▶ **Excerpted data**
/---

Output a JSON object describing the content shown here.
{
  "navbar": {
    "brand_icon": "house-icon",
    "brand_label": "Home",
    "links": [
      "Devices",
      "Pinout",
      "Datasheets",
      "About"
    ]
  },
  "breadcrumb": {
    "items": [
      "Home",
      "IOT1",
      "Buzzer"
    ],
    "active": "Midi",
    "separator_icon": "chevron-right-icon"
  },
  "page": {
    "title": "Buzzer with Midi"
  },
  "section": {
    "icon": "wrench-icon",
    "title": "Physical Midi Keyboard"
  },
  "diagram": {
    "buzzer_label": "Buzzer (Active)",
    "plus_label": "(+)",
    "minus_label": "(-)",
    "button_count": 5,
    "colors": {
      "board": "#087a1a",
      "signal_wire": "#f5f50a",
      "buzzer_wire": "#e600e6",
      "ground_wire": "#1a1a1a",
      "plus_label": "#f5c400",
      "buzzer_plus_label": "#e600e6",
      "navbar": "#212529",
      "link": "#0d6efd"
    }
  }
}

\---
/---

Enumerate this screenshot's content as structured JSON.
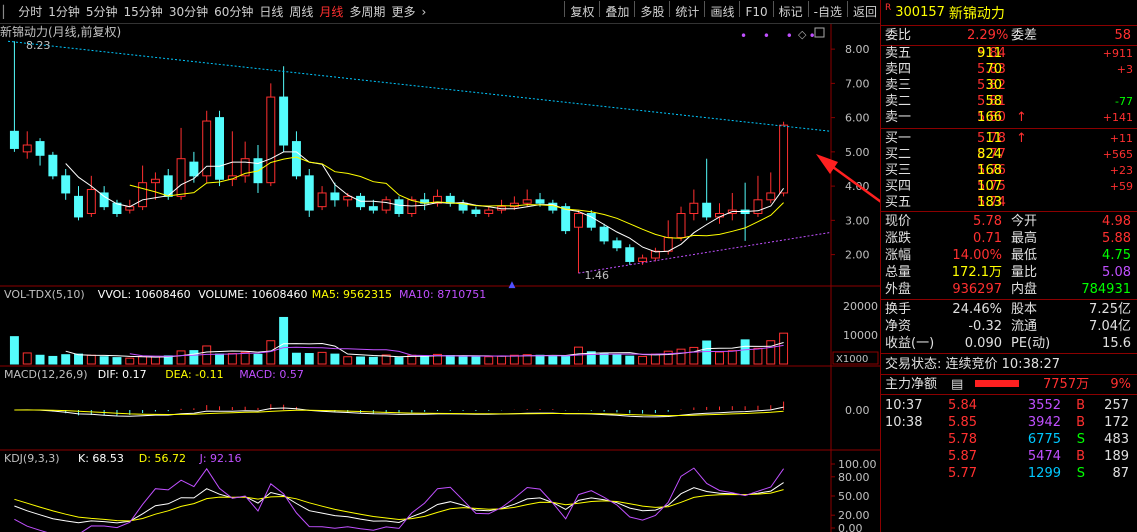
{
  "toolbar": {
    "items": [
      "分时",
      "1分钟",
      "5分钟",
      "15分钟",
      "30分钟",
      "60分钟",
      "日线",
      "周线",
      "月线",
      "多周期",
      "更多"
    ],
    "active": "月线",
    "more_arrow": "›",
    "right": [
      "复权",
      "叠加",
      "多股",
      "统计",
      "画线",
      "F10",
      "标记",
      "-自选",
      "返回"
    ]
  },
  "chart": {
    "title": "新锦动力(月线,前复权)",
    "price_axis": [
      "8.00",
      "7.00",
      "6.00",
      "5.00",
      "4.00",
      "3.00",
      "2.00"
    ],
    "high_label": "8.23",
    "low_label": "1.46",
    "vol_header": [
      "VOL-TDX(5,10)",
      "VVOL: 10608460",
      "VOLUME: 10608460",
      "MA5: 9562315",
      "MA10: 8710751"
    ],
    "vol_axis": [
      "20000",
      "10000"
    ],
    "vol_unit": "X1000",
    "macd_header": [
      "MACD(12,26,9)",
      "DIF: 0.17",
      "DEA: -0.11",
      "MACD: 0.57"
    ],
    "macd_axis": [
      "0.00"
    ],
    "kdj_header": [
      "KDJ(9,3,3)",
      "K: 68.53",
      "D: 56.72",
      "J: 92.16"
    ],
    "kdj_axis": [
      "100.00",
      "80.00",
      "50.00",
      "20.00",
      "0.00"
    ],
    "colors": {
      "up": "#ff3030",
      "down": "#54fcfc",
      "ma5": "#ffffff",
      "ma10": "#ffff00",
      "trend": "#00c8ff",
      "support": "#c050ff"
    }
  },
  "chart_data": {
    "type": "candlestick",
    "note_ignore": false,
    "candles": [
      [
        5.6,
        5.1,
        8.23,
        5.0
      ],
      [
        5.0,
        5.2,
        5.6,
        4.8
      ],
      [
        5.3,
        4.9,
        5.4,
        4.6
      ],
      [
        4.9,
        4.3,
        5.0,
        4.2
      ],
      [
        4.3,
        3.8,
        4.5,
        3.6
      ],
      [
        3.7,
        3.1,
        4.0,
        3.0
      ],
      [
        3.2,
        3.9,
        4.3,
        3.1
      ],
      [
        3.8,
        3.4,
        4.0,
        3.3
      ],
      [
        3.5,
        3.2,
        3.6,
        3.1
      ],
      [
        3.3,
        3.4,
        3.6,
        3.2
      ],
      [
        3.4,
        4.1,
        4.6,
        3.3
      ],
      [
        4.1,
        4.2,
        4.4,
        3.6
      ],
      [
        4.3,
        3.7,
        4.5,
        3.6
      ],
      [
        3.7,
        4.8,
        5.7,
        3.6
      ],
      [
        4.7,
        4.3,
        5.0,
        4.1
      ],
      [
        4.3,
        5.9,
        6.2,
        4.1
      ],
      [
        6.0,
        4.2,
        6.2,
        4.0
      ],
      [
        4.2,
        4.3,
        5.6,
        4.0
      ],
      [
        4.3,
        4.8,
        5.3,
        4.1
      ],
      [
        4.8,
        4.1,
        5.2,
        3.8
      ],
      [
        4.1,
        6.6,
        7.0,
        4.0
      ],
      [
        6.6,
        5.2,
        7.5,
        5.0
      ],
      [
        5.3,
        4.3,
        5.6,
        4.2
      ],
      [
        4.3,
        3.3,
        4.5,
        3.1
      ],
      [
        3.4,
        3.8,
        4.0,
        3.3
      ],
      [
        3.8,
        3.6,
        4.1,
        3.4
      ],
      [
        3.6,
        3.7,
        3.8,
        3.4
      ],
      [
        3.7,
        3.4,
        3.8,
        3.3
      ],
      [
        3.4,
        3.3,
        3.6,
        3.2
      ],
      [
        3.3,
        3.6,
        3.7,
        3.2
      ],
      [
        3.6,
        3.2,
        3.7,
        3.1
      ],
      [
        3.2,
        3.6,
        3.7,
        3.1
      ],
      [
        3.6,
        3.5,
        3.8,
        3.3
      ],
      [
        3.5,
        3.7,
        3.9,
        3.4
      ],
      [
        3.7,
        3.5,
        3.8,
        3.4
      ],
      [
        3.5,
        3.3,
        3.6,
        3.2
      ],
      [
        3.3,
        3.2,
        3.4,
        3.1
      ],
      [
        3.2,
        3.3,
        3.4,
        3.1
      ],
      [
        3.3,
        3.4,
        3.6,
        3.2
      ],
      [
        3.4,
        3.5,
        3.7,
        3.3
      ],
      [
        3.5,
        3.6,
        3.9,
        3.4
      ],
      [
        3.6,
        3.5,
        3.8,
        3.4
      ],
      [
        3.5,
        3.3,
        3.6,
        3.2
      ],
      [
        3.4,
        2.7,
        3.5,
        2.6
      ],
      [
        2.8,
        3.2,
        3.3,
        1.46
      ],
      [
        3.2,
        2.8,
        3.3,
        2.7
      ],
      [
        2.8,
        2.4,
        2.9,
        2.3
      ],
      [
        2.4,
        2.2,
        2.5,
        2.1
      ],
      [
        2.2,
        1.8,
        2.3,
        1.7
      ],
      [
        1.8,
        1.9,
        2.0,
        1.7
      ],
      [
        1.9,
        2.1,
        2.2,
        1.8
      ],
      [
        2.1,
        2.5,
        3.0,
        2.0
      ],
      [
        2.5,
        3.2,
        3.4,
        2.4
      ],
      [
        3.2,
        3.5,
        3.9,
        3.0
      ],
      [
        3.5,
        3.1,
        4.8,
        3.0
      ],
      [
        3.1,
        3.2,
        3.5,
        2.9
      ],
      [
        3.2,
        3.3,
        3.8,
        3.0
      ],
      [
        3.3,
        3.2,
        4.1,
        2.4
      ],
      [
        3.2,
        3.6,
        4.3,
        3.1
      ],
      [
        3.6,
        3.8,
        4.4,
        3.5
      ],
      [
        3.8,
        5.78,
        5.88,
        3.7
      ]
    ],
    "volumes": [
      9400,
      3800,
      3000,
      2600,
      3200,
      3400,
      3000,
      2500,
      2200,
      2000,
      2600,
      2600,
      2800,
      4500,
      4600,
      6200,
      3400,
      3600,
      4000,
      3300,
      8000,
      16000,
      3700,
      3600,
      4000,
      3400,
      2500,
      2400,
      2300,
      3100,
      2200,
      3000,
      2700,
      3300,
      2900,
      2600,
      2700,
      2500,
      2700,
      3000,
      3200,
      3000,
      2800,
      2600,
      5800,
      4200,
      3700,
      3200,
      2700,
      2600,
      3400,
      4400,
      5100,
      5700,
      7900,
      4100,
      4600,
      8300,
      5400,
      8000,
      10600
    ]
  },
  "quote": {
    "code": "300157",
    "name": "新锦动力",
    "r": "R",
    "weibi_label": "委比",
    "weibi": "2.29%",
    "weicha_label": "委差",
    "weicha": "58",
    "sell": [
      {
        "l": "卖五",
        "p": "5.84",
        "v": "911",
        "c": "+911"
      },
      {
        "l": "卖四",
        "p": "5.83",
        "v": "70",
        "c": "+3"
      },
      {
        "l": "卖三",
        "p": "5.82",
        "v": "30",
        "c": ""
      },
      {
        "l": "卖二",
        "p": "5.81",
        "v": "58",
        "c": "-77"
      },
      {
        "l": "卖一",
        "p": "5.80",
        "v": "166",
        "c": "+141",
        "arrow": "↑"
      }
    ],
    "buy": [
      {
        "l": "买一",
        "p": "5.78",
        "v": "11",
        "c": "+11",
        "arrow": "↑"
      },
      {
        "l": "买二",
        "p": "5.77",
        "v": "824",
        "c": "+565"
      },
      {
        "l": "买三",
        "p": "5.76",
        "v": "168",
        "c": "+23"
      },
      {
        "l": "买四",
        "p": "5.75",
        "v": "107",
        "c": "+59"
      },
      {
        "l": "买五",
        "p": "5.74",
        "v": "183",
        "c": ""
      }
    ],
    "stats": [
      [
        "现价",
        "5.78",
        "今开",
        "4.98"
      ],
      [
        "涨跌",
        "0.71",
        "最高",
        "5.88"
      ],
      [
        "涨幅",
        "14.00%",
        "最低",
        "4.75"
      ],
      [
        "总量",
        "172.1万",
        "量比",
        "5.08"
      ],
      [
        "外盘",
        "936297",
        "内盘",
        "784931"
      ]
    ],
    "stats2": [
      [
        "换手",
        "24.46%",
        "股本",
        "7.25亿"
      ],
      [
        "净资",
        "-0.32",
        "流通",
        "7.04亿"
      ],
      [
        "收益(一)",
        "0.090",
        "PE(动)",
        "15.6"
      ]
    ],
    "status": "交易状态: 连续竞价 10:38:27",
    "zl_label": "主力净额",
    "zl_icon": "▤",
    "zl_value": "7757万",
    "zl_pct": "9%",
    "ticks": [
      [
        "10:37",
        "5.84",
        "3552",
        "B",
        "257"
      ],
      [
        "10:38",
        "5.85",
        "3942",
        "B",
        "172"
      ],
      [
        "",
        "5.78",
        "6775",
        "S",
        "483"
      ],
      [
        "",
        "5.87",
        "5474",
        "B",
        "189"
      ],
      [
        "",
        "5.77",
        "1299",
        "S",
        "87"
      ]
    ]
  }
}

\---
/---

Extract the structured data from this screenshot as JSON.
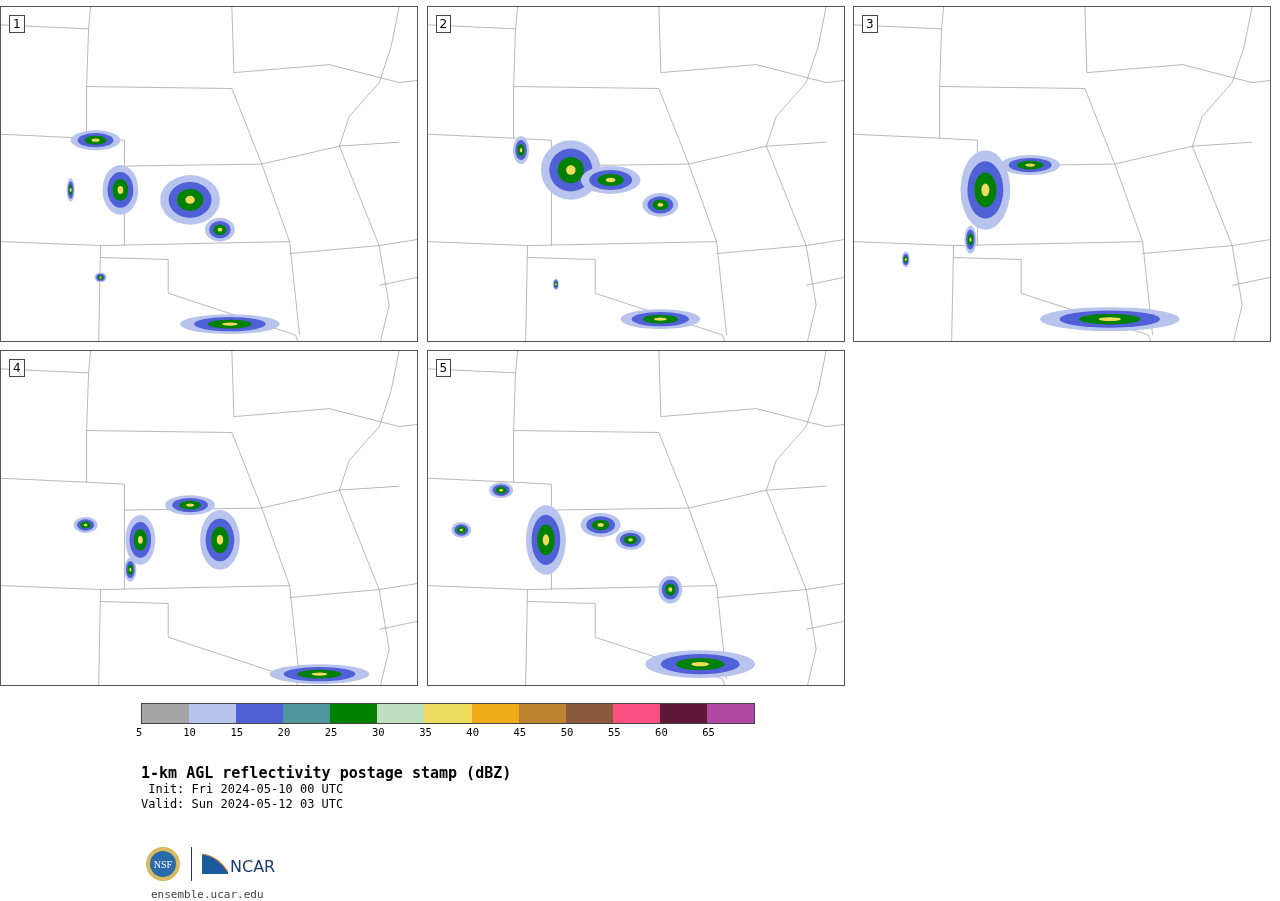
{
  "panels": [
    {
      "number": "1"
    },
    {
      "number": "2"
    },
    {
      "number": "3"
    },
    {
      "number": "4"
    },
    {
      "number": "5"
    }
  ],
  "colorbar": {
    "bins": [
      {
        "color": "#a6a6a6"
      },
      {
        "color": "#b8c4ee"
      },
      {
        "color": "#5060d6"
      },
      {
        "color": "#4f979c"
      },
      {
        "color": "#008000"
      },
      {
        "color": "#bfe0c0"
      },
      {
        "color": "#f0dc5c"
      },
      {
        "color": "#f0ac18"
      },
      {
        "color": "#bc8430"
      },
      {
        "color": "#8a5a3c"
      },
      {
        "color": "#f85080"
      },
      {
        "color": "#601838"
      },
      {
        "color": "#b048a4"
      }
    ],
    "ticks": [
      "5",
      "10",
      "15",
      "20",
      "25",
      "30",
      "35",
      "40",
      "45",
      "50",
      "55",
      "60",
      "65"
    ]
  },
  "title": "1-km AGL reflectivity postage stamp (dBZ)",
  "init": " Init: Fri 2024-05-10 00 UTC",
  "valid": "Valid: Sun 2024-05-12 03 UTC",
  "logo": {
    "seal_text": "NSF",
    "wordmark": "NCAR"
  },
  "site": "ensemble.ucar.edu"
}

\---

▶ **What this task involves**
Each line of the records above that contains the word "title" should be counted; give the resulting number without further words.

▶ **Final answer**
4